is on back order
(TOMATSU, Shomei) SAWANO, Yoshio; Masatoshi Naito; Tsunehisa Kimura (eds).
Ken Kikan 1-3 (all published).
Tokyo: Shaken, June 1970-January 1971.
3 vols. (228 × 187 mm), pp.148; [iv], 158, ; [iv], 144. Side-stapled. Black-and-white illustrated wrappers; light toning to spines, light wear and toning to edges, minor foxing to inside wrappers, preliminary and end pages. Issue 1 has a vertical crease to front wrapper at spine. Issue 2 has a manufacturing crease to spine and ink mark to covers. Issue 3 with a small chip to foot of spine. Red ink stamp to top edge of issues 2 and 3. A very good set.
First editions, a complete set of this important periodical. For each issue, Shomei Tomatsu selected a different editor, each of whom was from a different background. The first issue was edited by Yoshio Sawano, an amateur photographer and banker who had recently graduated from the University of Tokyo; the second was by the photographer and amateur folklorist Masatoshi Naito; the third by graphic designer and writer Tsunehisa Kimura.
The first issue, titled ‘Ah! Banpaku’ centred around a broad criticism of the Osaka World Exposition (1970). The second was titled ‘Grudge and Madness,’ and focused on those who lived in geographical and societal peripheries. The third, and final, issue was titled ‘My Struggle,’ and was concerned with the perceived rise of fascism in the press. Contributors include Shomei Tomatsu, Nobuyoshi Araki, Takuma Nakahira, Daido Moriyama, Koji Taki, Masahisa Fukase, Masatoshi Naito, Kazuo Kitai, et al.
In the manifesto, Tomatsu explains that the magazine’s title derives from a number of words that encompass the sound ken such as tanken [an expedition], riken [rights and interests], moken [a fierce dog], roken [exposé]. Finally declaring that 'Ken means ken, or “seeing,” for us who insist on seeing.’
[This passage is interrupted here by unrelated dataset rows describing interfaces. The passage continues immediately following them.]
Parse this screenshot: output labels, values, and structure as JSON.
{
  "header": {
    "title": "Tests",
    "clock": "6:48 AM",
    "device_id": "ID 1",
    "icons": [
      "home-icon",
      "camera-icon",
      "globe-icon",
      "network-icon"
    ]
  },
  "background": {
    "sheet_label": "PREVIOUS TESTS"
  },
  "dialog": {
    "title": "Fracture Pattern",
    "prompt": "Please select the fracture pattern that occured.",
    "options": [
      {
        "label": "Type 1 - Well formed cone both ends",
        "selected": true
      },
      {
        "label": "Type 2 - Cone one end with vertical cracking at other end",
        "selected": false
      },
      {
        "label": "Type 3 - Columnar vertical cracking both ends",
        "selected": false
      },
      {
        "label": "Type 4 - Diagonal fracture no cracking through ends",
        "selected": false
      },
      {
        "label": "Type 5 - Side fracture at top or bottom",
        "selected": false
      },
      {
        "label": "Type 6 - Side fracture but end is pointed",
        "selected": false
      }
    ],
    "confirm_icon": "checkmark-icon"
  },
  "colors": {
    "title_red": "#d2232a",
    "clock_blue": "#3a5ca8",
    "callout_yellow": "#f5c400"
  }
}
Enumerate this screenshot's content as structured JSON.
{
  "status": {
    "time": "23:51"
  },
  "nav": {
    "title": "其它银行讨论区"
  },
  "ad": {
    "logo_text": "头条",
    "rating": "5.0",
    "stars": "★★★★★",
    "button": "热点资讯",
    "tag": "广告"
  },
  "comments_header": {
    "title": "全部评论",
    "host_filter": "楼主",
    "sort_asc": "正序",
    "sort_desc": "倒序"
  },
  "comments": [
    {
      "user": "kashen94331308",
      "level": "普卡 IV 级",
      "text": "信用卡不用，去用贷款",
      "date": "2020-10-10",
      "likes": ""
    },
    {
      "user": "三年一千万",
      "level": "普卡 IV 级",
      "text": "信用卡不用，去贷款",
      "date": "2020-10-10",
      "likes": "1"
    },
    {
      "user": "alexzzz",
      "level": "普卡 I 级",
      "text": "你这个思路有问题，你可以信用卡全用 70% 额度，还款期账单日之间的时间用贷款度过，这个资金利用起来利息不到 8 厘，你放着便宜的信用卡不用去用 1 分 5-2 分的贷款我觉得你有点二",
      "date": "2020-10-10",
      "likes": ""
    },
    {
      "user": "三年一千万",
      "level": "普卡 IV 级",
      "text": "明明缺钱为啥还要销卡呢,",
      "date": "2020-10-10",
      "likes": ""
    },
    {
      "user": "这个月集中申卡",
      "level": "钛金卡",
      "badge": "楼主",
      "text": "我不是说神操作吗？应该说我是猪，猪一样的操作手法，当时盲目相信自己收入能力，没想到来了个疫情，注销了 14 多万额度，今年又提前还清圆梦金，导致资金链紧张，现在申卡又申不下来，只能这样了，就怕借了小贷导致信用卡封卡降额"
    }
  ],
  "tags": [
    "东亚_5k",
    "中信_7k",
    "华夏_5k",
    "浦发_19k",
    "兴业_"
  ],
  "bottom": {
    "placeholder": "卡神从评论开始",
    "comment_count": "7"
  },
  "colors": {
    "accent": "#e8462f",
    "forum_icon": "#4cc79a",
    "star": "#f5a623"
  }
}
Yasafumi Nakamori, ‘Decentered Voices: Post-Provoke Independent Photography Magazines,’ For a New World to Come: Experiments in Japanese Art and Photography 1968-1979.